_YOUR OBJECTIVE_
In the entries below, how many lines contain "data"? Answer with the number and nothing else.

** Opening EXTRACTED RECORDS block **

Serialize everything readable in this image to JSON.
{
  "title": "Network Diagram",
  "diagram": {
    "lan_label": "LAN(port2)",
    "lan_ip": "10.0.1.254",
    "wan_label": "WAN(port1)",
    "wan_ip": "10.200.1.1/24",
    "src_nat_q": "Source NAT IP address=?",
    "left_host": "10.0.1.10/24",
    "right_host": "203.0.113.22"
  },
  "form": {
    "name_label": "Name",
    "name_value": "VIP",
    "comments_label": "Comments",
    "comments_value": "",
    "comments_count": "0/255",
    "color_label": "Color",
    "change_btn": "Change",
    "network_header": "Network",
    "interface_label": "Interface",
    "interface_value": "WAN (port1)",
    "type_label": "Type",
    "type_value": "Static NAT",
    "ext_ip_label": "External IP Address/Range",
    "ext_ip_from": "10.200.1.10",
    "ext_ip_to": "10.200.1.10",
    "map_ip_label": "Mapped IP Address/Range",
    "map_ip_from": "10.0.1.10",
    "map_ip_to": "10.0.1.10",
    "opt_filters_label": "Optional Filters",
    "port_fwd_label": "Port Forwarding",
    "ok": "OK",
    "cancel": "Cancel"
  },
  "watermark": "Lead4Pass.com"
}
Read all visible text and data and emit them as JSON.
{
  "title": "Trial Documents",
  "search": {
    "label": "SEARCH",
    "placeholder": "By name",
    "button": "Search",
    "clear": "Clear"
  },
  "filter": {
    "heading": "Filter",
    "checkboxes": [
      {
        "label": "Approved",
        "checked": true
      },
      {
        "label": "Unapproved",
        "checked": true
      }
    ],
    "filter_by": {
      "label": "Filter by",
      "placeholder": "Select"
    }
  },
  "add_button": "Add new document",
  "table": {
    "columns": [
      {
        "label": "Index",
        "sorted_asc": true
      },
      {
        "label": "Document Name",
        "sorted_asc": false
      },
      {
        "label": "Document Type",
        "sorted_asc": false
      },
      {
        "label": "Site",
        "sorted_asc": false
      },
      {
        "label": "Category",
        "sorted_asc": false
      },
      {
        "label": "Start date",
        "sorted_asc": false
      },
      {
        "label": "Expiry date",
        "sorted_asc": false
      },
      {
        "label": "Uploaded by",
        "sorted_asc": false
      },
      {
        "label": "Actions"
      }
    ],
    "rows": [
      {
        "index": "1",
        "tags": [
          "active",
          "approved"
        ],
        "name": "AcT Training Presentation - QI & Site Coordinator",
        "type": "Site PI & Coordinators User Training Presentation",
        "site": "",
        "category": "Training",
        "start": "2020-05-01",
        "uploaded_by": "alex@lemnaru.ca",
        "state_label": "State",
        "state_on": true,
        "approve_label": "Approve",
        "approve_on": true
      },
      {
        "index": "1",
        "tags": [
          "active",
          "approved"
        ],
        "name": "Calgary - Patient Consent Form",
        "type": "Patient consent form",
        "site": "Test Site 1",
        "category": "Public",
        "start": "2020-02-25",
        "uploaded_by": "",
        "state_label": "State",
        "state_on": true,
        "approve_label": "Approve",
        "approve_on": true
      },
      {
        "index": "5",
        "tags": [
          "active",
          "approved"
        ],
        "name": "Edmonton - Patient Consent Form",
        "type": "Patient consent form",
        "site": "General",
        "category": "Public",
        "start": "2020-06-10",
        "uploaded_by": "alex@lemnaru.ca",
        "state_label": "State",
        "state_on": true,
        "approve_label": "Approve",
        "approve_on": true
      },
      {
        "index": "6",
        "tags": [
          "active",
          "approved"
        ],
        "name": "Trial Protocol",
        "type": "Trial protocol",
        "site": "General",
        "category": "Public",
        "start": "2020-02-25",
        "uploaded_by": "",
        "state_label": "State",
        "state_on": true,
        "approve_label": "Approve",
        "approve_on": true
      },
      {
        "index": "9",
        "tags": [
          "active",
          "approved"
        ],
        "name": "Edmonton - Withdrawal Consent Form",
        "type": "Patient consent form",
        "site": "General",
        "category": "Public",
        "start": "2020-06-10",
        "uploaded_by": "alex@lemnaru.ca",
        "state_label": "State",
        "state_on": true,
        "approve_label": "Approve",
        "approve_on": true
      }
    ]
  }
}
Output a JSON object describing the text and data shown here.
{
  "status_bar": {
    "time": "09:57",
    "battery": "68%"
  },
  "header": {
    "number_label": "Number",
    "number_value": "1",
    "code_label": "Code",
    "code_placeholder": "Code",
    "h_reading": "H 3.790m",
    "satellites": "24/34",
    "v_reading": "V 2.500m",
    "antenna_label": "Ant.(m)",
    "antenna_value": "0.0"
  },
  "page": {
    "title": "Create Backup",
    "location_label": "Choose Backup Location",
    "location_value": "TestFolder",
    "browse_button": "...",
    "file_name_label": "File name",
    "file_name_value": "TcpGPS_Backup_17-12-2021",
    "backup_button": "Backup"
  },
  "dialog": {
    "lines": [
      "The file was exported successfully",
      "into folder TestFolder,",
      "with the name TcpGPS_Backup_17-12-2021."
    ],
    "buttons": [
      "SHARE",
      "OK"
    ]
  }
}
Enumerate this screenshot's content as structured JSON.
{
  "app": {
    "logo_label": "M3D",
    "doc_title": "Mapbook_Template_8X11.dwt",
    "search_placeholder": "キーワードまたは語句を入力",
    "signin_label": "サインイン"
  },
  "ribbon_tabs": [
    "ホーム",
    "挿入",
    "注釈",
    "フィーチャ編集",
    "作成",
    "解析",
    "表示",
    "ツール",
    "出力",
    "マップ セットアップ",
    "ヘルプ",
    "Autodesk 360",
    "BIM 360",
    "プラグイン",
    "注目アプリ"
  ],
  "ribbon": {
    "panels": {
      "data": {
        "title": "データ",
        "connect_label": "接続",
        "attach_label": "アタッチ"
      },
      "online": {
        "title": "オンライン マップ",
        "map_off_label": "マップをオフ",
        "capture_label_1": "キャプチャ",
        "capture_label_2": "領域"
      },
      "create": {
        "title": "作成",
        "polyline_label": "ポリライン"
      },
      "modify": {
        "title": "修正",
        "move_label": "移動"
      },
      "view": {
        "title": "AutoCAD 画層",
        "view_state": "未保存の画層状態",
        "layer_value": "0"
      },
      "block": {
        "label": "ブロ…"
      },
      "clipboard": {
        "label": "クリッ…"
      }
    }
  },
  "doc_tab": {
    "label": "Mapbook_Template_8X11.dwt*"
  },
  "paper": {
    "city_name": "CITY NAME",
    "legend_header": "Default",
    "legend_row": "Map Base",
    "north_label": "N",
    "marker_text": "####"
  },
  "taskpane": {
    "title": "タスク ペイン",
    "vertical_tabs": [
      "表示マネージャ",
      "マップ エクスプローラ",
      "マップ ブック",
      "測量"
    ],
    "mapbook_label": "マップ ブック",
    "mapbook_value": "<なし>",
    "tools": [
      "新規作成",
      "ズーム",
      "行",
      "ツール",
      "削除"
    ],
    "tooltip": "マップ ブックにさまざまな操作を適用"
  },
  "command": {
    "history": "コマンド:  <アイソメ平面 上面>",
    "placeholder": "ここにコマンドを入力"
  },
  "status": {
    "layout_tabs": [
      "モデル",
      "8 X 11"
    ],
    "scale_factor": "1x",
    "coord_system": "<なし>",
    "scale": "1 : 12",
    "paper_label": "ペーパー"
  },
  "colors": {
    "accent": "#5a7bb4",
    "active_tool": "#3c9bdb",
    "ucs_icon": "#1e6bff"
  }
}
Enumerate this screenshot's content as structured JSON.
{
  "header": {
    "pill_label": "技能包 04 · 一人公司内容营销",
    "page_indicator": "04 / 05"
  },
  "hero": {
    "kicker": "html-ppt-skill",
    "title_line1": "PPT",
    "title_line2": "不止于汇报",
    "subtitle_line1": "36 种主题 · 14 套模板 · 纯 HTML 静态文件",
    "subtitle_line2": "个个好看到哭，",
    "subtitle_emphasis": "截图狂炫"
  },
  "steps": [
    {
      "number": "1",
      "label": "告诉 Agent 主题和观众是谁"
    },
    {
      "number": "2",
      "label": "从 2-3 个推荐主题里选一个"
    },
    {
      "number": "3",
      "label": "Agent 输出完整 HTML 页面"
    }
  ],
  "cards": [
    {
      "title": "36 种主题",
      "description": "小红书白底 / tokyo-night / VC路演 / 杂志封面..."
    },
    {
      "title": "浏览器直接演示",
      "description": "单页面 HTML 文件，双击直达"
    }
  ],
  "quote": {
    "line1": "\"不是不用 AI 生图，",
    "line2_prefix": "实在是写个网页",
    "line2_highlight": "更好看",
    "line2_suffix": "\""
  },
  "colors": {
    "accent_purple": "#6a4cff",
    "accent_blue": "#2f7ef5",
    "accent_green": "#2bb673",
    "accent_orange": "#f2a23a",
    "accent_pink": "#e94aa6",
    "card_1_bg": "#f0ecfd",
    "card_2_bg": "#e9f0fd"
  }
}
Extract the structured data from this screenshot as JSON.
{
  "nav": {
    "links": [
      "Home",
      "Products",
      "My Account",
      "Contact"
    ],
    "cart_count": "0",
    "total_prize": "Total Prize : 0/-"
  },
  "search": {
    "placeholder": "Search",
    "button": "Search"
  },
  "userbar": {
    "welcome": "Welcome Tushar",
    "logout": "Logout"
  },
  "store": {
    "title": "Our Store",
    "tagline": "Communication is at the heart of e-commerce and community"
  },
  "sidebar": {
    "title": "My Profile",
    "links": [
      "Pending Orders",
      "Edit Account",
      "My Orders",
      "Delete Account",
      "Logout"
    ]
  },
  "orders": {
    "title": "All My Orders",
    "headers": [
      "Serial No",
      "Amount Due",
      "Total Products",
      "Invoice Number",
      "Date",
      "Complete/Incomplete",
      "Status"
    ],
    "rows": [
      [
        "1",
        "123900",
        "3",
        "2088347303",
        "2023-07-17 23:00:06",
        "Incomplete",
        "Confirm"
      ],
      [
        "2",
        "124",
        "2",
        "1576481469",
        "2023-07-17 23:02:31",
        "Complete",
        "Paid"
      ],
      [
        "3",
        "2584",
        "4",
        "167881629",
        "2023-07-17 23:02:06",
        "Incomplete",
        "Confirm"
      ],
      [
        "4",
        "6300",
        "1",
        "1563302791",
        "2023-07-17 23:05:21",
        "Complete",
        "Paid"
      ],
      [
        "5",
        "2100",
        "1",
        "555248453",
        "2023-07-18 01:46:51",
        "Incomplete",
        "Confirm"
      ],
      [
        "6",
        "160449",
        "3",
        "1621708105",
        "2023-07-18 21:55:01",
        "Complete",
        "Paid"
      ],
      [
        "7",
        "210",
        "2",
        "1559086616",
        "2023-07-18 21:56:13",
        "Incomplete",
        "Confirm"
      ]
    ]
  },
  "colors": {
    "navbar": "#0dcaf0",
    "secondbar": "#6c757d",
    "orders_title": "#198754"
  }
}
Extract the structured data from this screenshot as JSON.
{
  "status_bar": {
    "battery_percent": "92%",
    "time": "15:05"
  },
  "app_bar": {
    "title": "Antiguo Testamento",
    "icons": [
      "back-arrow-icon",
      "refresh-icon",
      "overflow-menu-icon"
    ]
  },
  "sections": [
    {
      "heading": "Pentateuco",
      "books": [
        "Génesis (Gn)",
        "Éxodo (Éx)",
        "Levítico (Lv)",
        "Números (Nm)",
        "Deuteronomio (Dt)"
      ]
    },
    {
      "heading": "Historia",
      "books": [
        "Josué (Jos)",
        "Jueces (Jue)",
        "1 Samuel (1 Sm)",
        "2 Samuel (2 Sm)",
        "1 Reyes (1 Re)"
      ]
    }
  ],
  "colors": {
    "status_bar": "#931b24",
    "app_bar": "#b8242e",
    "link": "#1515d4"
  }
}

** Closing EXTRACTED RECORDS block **

_EXERCISE RESPONSE_
5